▶ _Required work_
Among the entries below, find the lines with "JSON" and copy them.

▶ _Supplied information_
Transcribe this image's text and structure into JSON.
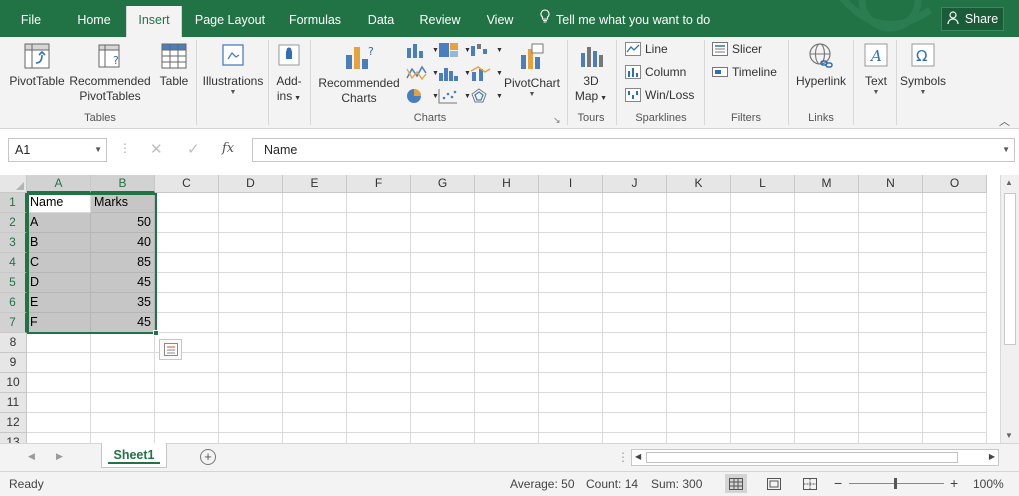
{
  "tabs": [
    {
      "label": "File",
      "active": false
    },
    {
      "label": "Home",
      "active": false
    },
    {
      "label": "Insert",
      "active": true
    },
    {
      "label": "Page Layout",
      "active": false
    },
    {
      "label": "Formulas",
      "active": false
    },
    {
      "label": "Data",
      "active": false
    },
    {
      "label": "Review",
      "active": false
    },
    {
      "label": "View",
      "active": false
    }
  ],
  "tell_me": "Tell me what you want to do",
  "share": "Share",
  "ribbon": {
    "tables": {
      "label": "Tables",
      "pivottable": "PivotTable",
      "recommended_pivottables_1": "Recommended",
      "recommended_pivottables_2": "PivotTables",
      "table": "Table"
    },
    "illustrations": "Illustrations",
    "addins_1": "Add-",
    "addins_2": "ins",
    "charts": {
      "label": "Charts",
      "recommended_1": "Recommended",
      "recommended_2": "Charts",
      "pivotchart": "PivotChart"
    },
    "tours": {
      "label": "Tours",
      "map_1": "3D",
      "map_2": "Map"
    },
    "sparklines": {
      "label": "Sparklines",
      "line": "Line",
      "column": "Column",
      "winloss": "Win/Loss"
    },
    "filters": {
      "label": "Filters",
      "slicer": "Slicer",
      "timeline": "Timeline"
    },
    "links": {
      "label": "Links",
      "hyperlink": "Hyperlink"
    },
    "text": "Text",
    "symbols": "Symbols"
  },
  "formula_bar": {
    "name_box": "A1",
    "cancel": "✕",
    "enter": "✓",
    "fx": "fx",
    "content": "Name"
  },
  "grid": {
    "columns": [
      "A",
      "B",
      "C",
      "D",
      "E",
      "F",
      "G",
      "H",
      "I",
      "J",
      "K",
      "L",
      "M",
      "N",
      "O"
    ],
    "rows": [
      "1",
      "2",
      "3",
      "4",
      "5",
      "6",
      "7",
      "8",
      "9",
      "10",
      "11",
      "12",
      "13"
    ],
    "data": [
      [
        "Name",
        "Marks"
      ],
      [
        "A",
        "50"
      ],
      [
        "B",
        "40"
      ],
      [
        "C",
        "85"
      ],
      [
        "D",
        "45"
      ],
      [
        "E",
        "35"
      ],
      [
        "F",
        "45"
      ]
    ]
  },
  "sheets": [
    {
      "name": "Sheet1",
      "active": true
    }
  ],
  "status": {
    "ready": "Ready",
    "average": "Average: 50",
    "count": "Count: 14",
    "sum": "Sum: 300",
    "zoom": "100%"
  },
  "colors": {
    "accent": "#217346",
    "selection": "#c6c6c6"
  }
}
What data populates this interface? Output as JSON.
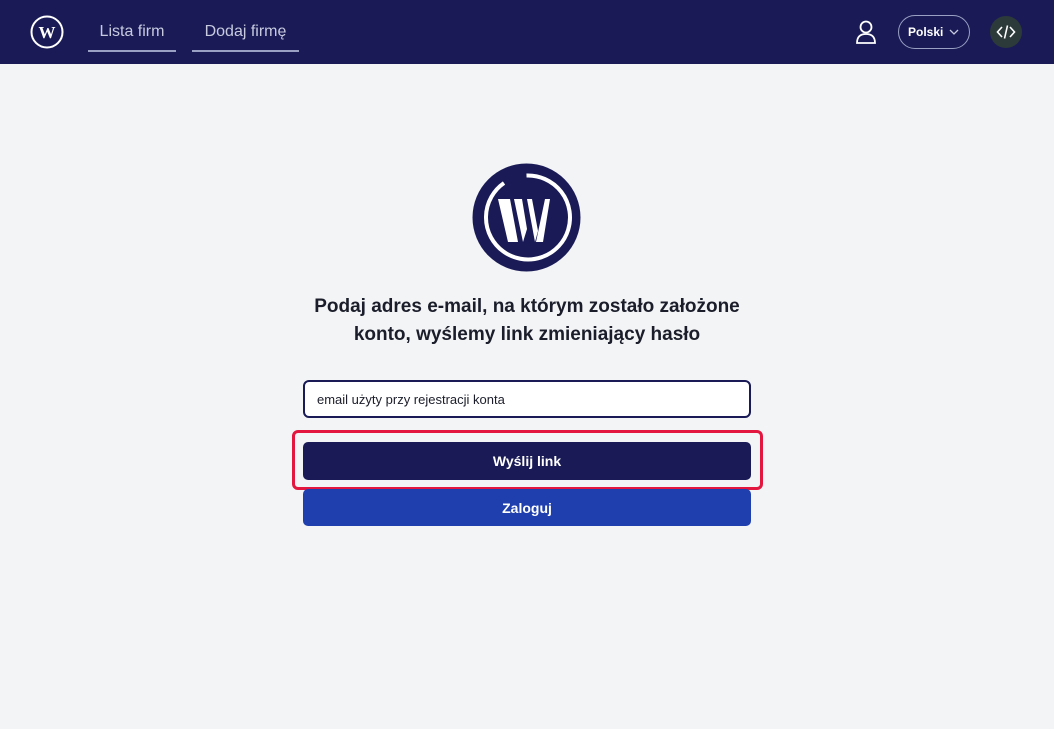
{
  "nav": {
    "logo_icon": "w-logo-icon",
    "links": [
      "Lista firm",
      "Dodaj firmę"
    ],
    "user_icon": "user-icon",
    "language": "Polski",
    "language_icon": "chevron-down-icon",
    "code_icon": "code-icon"
  },
  "main": {
    "logo_icon": "w-logo-icon",
    "heading_line1": "Podaj adres e-mail, na którym zostało założone",
    "heading_line2": "konto, wyślemy link zmieniający hasło",
    "email_value": "email użyty przy rejestracji konta",
    "send_button": "Wyślij link",
    "login_button": "Zaloguj"
  },
  "colors": {
    "navbar": "#1a1b56",
    "primary_button": "#1a1b56",
    "secondary_button": "#1f3fae",
    "highlight": "#e3163f",
    "background": "#f3f4f6"
  }
}
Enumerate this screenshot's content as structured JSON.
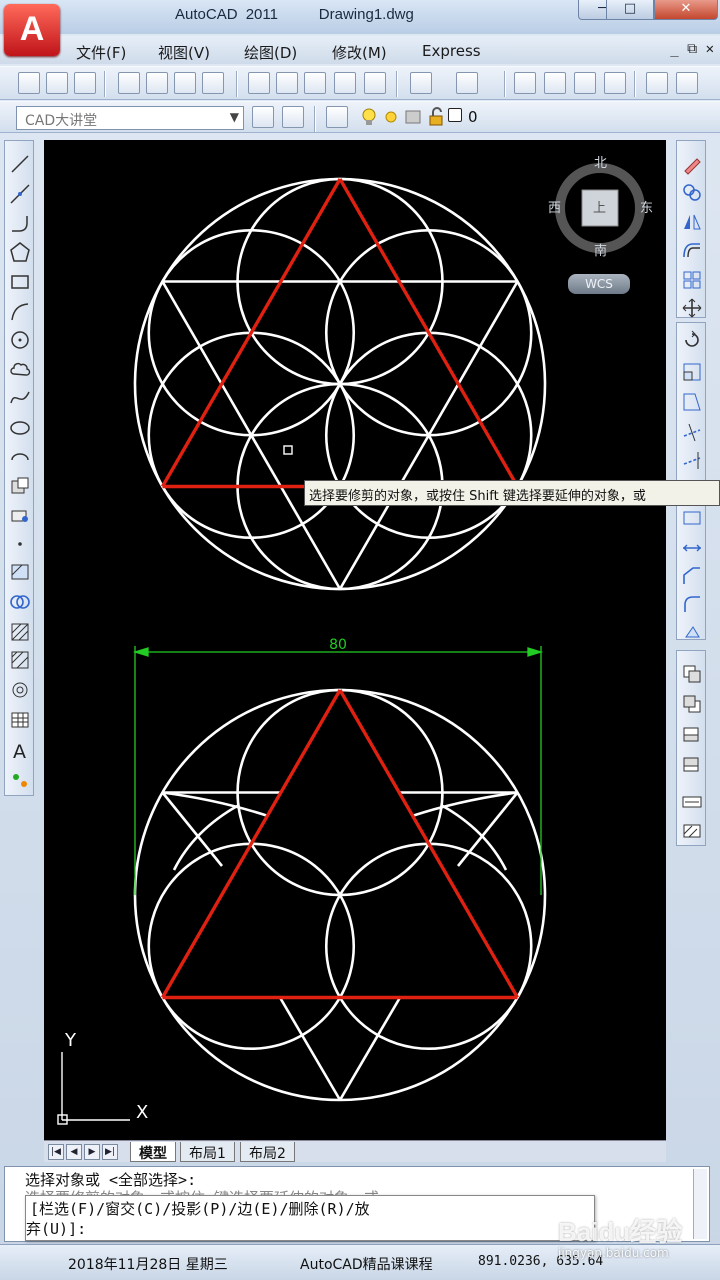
{
  "window": {
    "app_name": "AutoCAD 2011",
    "file_name": "Drawing1.dwg",
    "logo_letter": "A",
    "min_glyph": "─",
    "max_glyph": "□",
    "close_glyph": "✕"
  },
  "menu": {
    "items": [
      "文件(F)",
      "视图(V)",
      "绘图(D)",
      "修改(M)",
      "Express"
    ],
    "controls": "_ ⧉ ✕"
  },
  "toolbar2": {
    "workspace": "CAD大讲堂",
    "layer": "0"
  },
  "viewcube": {
    "north": "北",
    "south": "南",
    "west": "西",
    "east": "东",
    "face": "上",
    "wcs": "WCS"
  },
  "drawing": {
    "dimension_text": "80",
    "ucs_y": "Y",
    "ucs_x": "X"
  },
  "tooltip": {
    "text": "选择要修剪的对象，或按住 Shift 键选择要延伸的对象，或"
  },
  "layout_tabs": [
    "模型",
    "布局1",
    "布局2"
  ],
  "command": {
    "history_line": "选择对象或 <全部选择>:",
    "history_line2": "选择要修剪的对象，或按住        键选择要延伸的对象，或",
    "prompt_line1": "[栏选(F)/窗交(C)/投影(P)/边(E)/删除(R)/放",
    "prompt_line2": "弃(U)]:"
  },
  "statusbar": {
    "date": "2018年11月28日 星期三",
    "course": "AutoCAD精品课课程",
    "coords": "891.0236, 635.64"
  },
  "watermark": {
    "logo": "Baidu经验",
    "url": "jingyan.baidu.com"
  },
  "colors": {
    "canvas": "#000000",
    "geometry": "#ffffff",
    "highlight": "#e02010",
    "dimension": "#22cc22"
  }
}
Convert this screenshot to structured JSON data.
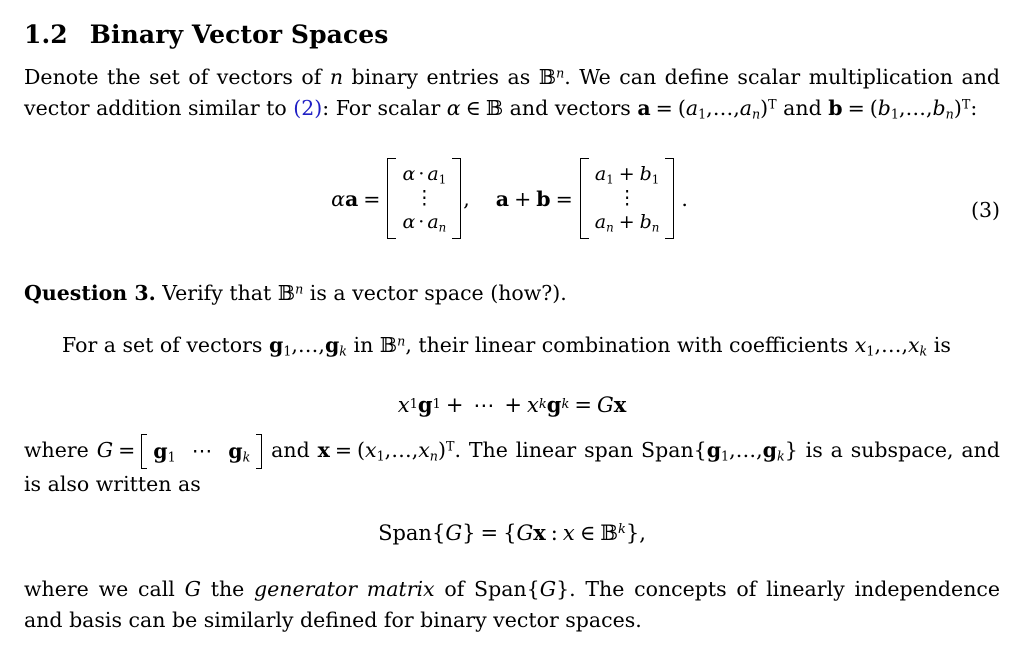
{
  "document": {
    "type": "latex-lecture-notes",
    "background_color": "#ffffff",
    "text_color": "#000000",
    "link_color": "#1f1fc4"
  },
  "section": {
    "number": "1.2",
    "title": "Binary Vector Spaces"
  },
  "paragraph_1": {
    "seg_1": "Denote the set of vectors of ",
    "var_n": "n",
    "seg_2": " binary entries as ",
    "bb_B": "B",
    "sup_n": "n",
    "seg_3": ". We can define scalar multiplication and vector addition similar to ",
    "ref_2": "(2)",
    "seg_4": ": For scalar ",
    "alpha": "α",
    "in": "∈",
    "seg_5": " and vectors ",
    "vec_a": "a",
    "equals": "=",
    "a_tuple_open": "(",
    "a_1": "a",
    "a_1_sub": "1",
    "a_dots": ",…,",
    "a_n": "a",
    "a_n_sub": "n",
    "a_tuple_close": ")",
    "transpose": "T",
    "seg_6": " and ",
    "vec_b": "b",
    "b_1": "b",
    "b_1_sub": "1",
    "b_n": "b",
    "b_n_sub": "n",
    "colon": ":"
  },
  "equation_3": {
    "number": "(3)",
    "lhs": {
      "alpha": "α",
      "vec_a": "a",
      "equals": "="
    },
    "matrix_1": {
      "rows": [
        "α · a₁",
        "⋮",
        "α · aₙ"
      ],
      "row_1_parts": {
        "alpha": "α",
        "dot": "·",
        "var": "a",
        "sub": "1"
      },
      "row_mid": "⋮",
      "row_n_parts": {
        "alpha": "α",
        "dot": "·",
        "var": "a",
        "sub": "n"
      }
    },
    "separator": ",",
    "rhs": {
      "vec_a": "a",
      "plus": "+",
      "vec_b": "b",
      "equals": "="
    },
    "matrix_2": {
      "rows": [
        "a₁ + b₁",
        "⋮",
        "aₙ + bₙ"
      ],
      "row_1_parts": {
        "a": "a",
        "a_sub": "1",
        "plus": "+",
        "b": "b",
        "b_sub": "1"
      },
      "row_mid": "⋮",
      "row_n_parts": {
        "a": "a",
        "a_sub": "n",
        "plus": "+",
        "b": "b",
        "b_sub": "n"
      }
    },
    "period": "."
  },
  "question_3": {
    "label": "Question 3.",
    "seg_1": " Verify that ",
    "bb_B": "B",
    "sup_n": "n",
    "seg_2": " is a vector space (how?)."
  },
  "paragraph_2": {
    "seg_1": "For a set of vectors ",
    "g": "g",
    "g_1_sub": "1",
    "g_dots": ",…,",
    "g_k_sub": "k",
    "seg_2": " in ",
    "bb_B": "B",
    "sup_n": "n",
    "seg_3": ", their linear combination with coefficients ",
    "x": "x",
    "x_1_sub": "1",
    "x_dots": ",…,",
    "x_k_sub": "k",
    "seg_4": " is"
  },
  "equation_lincomb": {
    "x": "x",
    "x_1_sub": "1",
    "g": "g",
    "g_1_sub": "1",
    "plus": "+",
    "cdots": "⋯",
    "x_k_sub": "k",
    "g_k_sub": "k",
    "equals": "=",
    "G": "G",
    "vec_x": "x"
  },
  "paragraph_3": {
    "seg_1": "where ",
    "G": "G",
    "equals": "=",
    "g": "g",
    "g_1_sub": "1",
    "cdots": "⋯",
    "g_k_sub": "k",
    "seg_2": " and ",
    "vec_x": "x",
    "x_open": "(",
    "x": "x",
    "x_1_sub": "1",
    "x_dots": ",…,",
    "x_n_sub": "n",
    "x_close": ")",
    "transpose": "T",
    "seg_3": ". The linear span Span{",
    "span_g": "g",
    "span_g_1_sub": "1",
    "span_dots": ",…,",
    "span_g_k_sub": "k",
    "seg_4": "} is a subspace, and is also written as"
  },
  "equation_span": {
    "span_label": "Span",
    "brace_open": "{",
    "G": "G",
    "brace_close": "}",
    "equals": "=",
    "set_open": "{",
    "G2": "G",
    "vec_x": "x",
    "colon": ":",
    "x_italic": "x",
    "in": "∈",
    "bb_B": "B",
    "sup_k": "k",
    "set_close": "}",
    "comma": ","
  },
  "paragraph_4": {
    "seg_1": "where we call ",
    "G": "G",
    "seg_2": " the ",
    "emph": "generator matrix",
    "seg_3": " of Span{",
    "G2": "G",
    "seg_4": "}. The concepts of linearly independence and basis can be similarly defined for binary vector spaces."
  }
}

▶ _Written solution_
Transcribe this image's text and structure into JSON.
What data populates this interface? Output as JSON.
Enumerate this screenshot's content as structured JSON.
Convert this screenshot to structured JSON data.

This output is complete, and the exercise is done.